» **Task instructions**
Output every entry exactly as it appears.
#### Data to process ####
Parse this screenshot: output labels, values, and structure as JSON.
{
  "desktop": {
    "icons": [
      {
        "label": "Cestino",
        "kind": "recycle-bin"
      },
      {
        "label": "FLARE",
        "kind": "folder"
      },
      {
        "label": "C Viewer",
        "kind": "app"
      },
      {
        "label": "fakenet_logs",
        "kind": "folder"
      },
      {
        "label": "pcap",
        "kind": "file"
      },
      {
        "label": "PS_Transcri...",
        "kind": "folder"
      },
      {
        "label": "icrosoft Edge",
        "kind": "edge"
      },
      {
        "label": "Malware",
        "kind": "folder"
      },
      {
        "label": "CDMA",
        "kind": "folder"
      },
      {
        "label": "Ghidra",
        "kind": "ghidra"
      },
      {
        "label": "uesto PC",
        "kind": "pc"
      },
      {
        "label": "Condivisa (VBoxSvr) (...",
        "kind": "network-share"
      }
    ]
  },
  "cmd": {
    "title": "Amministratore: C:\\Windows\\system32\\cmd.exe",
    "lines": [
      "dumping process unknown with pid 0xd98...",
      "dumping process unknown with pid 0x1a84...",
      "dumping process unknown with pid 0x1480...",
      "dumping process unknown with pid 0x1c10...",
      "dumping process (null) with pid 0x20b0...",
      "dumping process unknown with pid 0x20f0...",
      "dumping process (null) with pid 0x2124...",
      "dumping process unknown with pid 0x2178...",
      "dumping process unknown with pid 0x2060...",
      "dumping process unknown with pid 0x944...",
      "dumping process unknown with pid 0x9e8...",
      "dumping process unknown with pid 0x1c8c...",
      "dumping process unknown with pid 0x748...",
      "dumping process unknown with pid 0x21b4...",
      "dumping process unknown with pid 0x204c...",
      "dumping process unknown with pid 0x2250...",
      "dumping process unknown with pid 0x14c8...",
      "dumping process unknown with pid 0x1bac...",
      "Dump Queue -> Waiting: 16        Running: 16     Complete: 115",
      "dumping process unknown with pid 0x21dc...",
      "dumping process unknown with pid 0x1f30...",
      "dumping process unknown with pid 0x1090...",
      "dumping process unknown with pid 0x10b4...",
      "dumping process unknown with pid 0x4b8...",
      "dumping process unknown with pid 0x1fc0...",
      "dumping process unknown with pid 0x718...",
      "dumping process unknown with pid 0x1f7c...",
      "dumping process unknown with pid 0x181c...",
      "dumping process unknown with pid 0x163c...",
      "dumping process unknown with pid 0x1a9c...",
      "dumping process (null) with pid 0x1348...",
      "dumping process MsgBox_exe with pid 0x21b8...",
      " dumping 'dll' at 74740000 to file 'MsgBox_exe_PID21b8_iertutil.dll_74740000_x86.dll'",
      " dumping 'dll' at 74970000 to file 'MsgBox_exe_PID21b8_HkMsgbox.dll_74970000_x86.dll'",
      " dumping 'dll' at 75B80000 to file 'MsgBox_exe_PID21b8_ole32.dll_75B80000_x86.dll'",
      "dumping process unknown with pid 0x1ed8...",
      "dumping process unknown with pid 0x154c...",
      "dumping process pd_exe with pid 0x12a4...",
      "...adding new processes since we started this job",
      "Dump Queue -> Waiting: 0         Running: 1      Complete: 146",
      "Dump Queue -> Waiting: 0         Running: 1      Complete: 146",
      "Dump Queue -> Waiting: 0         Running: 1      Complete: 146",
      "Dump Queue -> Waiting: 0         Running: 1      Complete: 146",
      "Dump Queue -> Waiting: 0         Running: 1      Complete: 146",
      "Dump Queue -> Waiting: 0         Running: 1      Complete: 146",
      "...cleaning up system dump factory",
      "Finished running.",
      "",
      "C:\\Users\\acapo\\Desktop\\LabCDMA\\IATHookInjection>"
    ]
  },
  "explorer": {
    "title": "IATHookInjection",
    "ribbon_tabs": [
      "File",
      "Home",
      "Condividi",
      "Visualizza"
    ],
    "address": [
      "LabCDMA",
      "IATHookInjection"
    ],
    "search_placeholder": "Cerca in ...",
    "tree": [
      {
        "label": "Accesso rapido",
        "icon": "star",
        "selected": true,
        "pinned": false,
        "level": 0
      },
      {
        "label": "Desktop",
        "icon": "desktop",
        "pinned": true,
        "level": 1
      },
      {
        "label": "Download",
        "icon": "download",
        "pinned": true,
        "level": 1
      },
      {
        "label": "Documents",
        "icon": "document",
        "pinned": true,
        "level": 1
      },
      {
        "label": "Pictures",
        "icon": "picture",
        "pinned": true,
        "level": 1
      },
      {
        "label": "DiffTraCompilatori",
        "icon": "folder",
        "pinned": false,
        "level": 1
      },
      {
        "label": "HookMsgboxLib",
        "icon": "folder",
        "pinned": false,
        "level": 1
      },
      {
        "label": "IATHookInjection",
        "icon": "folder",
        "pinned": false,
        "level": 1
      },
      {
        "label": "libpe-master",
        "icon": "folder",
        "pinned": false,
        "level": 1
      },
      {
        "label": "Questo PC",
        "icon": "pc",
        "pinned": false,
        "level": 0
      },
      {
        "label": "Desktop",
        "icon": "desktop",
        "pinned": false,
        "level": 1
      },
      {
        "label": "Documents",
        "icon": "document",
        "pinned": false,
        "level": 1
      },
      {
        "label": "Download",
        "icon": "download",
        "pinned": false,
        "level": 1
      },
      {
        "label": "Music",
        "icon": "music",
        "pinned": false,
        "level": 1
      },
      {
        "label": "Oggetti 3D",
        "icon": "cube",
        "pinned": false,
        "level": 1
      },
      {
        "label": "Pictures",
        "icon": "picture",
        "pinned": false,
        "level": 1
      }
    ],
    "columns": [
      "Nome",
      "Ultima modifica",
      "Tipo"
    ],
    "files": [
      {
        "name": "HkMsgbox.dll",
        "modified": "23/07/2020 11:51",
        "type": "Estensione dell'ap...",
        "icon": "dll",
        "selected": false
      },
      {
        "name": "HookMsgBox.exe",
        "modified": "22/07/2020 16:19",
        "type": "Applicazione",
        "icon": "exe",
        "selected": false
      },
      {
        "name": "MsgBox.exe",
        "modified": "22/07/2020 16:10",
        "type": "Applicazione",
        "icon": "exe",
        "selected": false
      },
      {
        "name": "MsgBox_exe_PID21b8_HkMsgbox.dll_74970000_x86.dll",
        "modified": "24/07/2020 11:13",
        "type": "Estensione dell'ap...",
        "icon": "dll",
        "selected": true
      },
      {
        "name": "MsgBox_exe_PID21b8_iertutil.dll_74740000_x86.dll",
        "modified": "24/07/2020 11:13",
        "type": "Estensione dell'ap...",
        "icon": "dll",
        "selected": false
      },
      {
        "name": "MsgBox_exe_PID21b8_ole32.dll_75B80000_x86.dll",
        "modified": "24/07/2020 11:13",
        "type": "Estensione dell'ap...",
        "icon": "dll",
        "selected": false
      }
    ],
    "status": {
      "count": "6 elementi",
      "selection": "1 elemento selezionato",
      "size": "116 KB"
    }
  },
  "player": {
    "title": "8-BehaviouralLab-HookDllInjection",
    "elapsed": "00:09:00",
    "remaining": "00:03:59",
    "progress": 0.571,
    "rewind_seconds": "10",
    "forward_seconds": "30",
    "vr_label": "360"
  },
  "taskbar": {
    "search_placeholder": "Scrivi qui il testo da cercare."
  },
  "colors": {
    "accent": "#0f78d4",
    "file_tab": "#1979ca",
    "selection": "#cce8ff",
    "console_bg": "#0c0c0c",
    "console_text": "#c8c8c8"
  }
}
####
» **The answer**
Parse this screenshot: output labels, values, and structure as JSON.
{
  "desktop": {
    "icons": [
      {
        "label": "Cestino",
        "kind": "recycle-bin"
      },
      {
        "label": "FLARE",
        "kind": "folder"
      },
      {
        "label": "C Viewer",
        "kind": "app"
      },
      {
        "label": "fakenet_logs",
        "kind": "folder"
      },
      {
        "label": "pcap",
        "kind": "file"
      },
      {
        "label": "PS_Transcri...",
        "kind": "folder"
      },
      {
        "label": "icrosoft Edge",
        "kind": "edge"
      },
      {
        "label": "Malware",
        "kind": "folder"
      },
      {
        "label": "CDMA",
        "kind": "folder"
      },
      {
        "label": "Ghidra",
        "kind": "ghidra"
      },
      {
        "label": "uesto PC",
        "kind": "pc"
      },
      {
        "label": "Condivisa (VBoxSvr) (...",
        "kind": "network-share"
      }
    ]
  },
  "cmd": {
    "title": "Amministratore: C:\\Windows\\system32\\cmd.exe",
    "lines": [
      "dumping process unknown with pid 0xd98...",
      "dumping process unknown with pid 0x1a84...",
      "dumping process unknown with pid 0x1480...",
      "dumping process unknown with pid 0x1c10...",
      "dumping process (null) with pid 0x20b0...",
      "dumping process unknown with pid 0x20f0...",
      "dumping process (null) with pid 0x2124...",
      "dumping process unknown with pid 0x2178...",
      "dumping process unknown with pid 0x2060...",
      "dumping process unknown with pid 0x944...",
      "dumping process unknown with pid 0x9e8...",
      "dumping process unknown with pid 0x1c8c...",
      "dumping process unknown with pid 0x748...",
      "dumping process unknown with pid 0x21b4...",
      "dumping process unknown with pid 0x204c...",
      "dumping process unknown with pid 0x2250...",
      "dumping process unknown with pid 0x14c8...",
      "dumping process unknown with pid 0x1bac...",
      "Dump Queue -> Waiting: 16        Running: 16     Complete: 115",
      "dumping process unknown with pid 0x21dc...",
      "dumping process unknown with pid 0x1f30...",
      "dumping process unknown with pid 0x1090...",
      "dumping process unknown with pid 0x10b4...",
      "dumping process unknown with pid 0x4b8...",
      "dumping process unknown with pid 0x1fc0...",
      "dumping process unknown with pid 0x718...",
      "dumping process unknown with pid 0x1f7c...",
      "dumping process unknown with pid 0x181c...",
      "dumping process unknown with pid 0x163c...",
      "dumping process unknown with pid 0x1a9c...",
      "dumping process (null) with pid 0x1348...",
      "dumping process MsgBox_exe with pid 0x21b8...",
      " dumping 'dll' at 74740000 to file 'MsgBox_exe_PID21b8_iertutil.dll_74740000_x86.dll'",
      " dumping 'dll' at 74970000 to file 'MsgBox_exe_PID21b8_HkMsgbox.dll_74970000_x86.dll'",
      " dumping 'dll' at 75B80000 to file 'MsgBox_exe_PID21b8_ole32.dll_75B80000_x86.dll'",
      "dumping process unknown with pid 0x1ed8...",
      "dumping process unknown with pid 0x154c...",
      "dumping process pd_exe with pid 0x12a4...",
      "...adding new processes since we started this job",
      "Dump Queue -> Waiting: 0         Running: 1      Complete: 146",
      "Dump Queue -> Waiting: 0         Running: 1      Complete: 146",
      "Dump Queue -> Waiting: 0         Running: 1      Complete: 146",
      "Dump Queue -> Waiting: 0         Running: 1      Complete: 146",
      "Dump Queue -> Waiting: 0         Running: 1      Complete: 146",
      "Dump Queue -> Waiting: 0         Running: 1      Complete: 146",
      "...cleaning up system dump factory",
      "Finished running.",
      "",
      "C:\\Users\\acapo\\Desktop\\LabCDMA\\IATHookInjection>"
    ]
  },
  "explorer": {
    "title": "IATHookInjection",
    "ribbon_tabs": [
      "File",
      "Home",
      "Condividi",
      "Visualizza"
    ],
    "address": [
      "LabCDMA",
      "IATHookInjection"
    ],
    "search_placeholder": "Cerca in ...",
    "tree": [
      {
        "label": "Accesso rapido",
        "icon": "star",
        "selected": true,
        "pinned": false,
        "level": 0
      },
      {
        "label": "Desktop",
        "icon": "desktop",
        "pinned": true,
        "level": 1
      },
      {
        "label": "Download",
        "icon": "download",
        "pinned": true,
        "level": 1
      },
      {
        "label": "Documents",
        "icon": "document",
        "pinned": true,
        "level": 1
      },
      {
        "label": "Pictures",
        "icon": "picture",
        "pinned": true,
        "level": 1
      },
      {
        "label": "DiffTraCompilatori",
        "icon": "folder",
        "pinned": false,
        "level": 1
      },
      {
        "label": "HookMsgboxLib",
        "icon": "folder",
        "pinned": false,
        "level": 1
      },
      {
        "label": "IATHookInjection",
        "icon": "folder",
        "pinned": false,
        "level": 1
      },
      {
        "label": "libpe-master",
        "icon": "folder",
        "pinned": false,
        "level": 1
      },
      {
        "label": "Questo PC",
        "icon": "pc",
        "pinned": false,
        "level": 0
      },
      {
        "label": "Desktop",
        "icon": "desktop",
        "pinned": false,
        "level": 1
      },
      {
        "label": "Documents",
        "icon": "document",
        "pinned": false,
        "level": 1
      },
      {
        "label": "Download",
        "icon": "download",
        "pinned": false,
        "level": 1
      },
      {
        "label": "Music",
        "icon": "music",
        "pinned": false,
        "level": 1
      },
      {
        "label": "Oggetti 3D",
        "icon": "cube",
        "pinned": false,
        "level": 1
      },
      {
        "label": "Pictures",
        "icon": "picture",
        "pinned": false,
        "level": 1
      }
    ],
    "columns": [
      "Nome",
      "Ultima modifica",
      "Tipo"
    ],
    "files": [
      {
        "name": "HkMsgbox.dll",
        "modified": "23/07/2020 11:51",
        "type": "Estensione dell'ap...",
        "icon": "dll",
        "selected": false
      },
      {
        "name": "HookMsgBox.exe",
        "modified": "22/07/2020 16:19",
        "type": "Applicazione",
        "icon": "exe",
        "selected": false
      },
      {
        "name": "MsgBox.exe",
        "modified": "22/07/2020 16:10",
        "type": "Applicazione",
        "icon": "exe",
        "selected": false
      },
      {
        "name": "MsgBox_exe_PID21b8_HkMsgbox.dll_74970000_x86.dll",
        "modified": "24/07/2020 11:13",
        "type": "Estensione dell'ap...",
        "icon": "dll",
        "selected": true
      },
      {
        "name": "MsgBox_exe_PID21b8_iertutil.dll_74740000_x86.dll",
        "modified": "24/07/2020 11:13",
        "type": "Estensione dell'ap...",
        "icon": "dll",
        "selected": false
      },
      {
        "name": "MsgBox_exe_PID21b8_ole32.dll_75B80000_x86.dll",
        "modified": "24/07/2020 11:13",
        "type": "Estensione dell'ap...",
        "icon": "dll",
        "selected": false
      }
    ],
    "status": {
      "count": "6 elementi",
      "selection": "1 elemento selezionato",
      "size": "116 KB"
    }
  },
  "player": {
    "title": "8-BehaviouralLab-HookDllInjection",
    "elapsed": "00:09:00",
    "remaining": "00:03:59",
    "progress": 0.571,
    "rewind_seconds": "10",
    "forward_seconds": "30",
    "vr_label": "360"
  },
  "taskbar": {
    "search_placeholder": "Scrivi qui il testo da cercare."
  },
  "colors": {
    "accent": "#0f78d4",
    "file_tab": "#1979ca",
    "selection": "#cce8ff",
    "console_bg": "#0c0c0c",
    "console_text": "#c8c8c8"
  }
}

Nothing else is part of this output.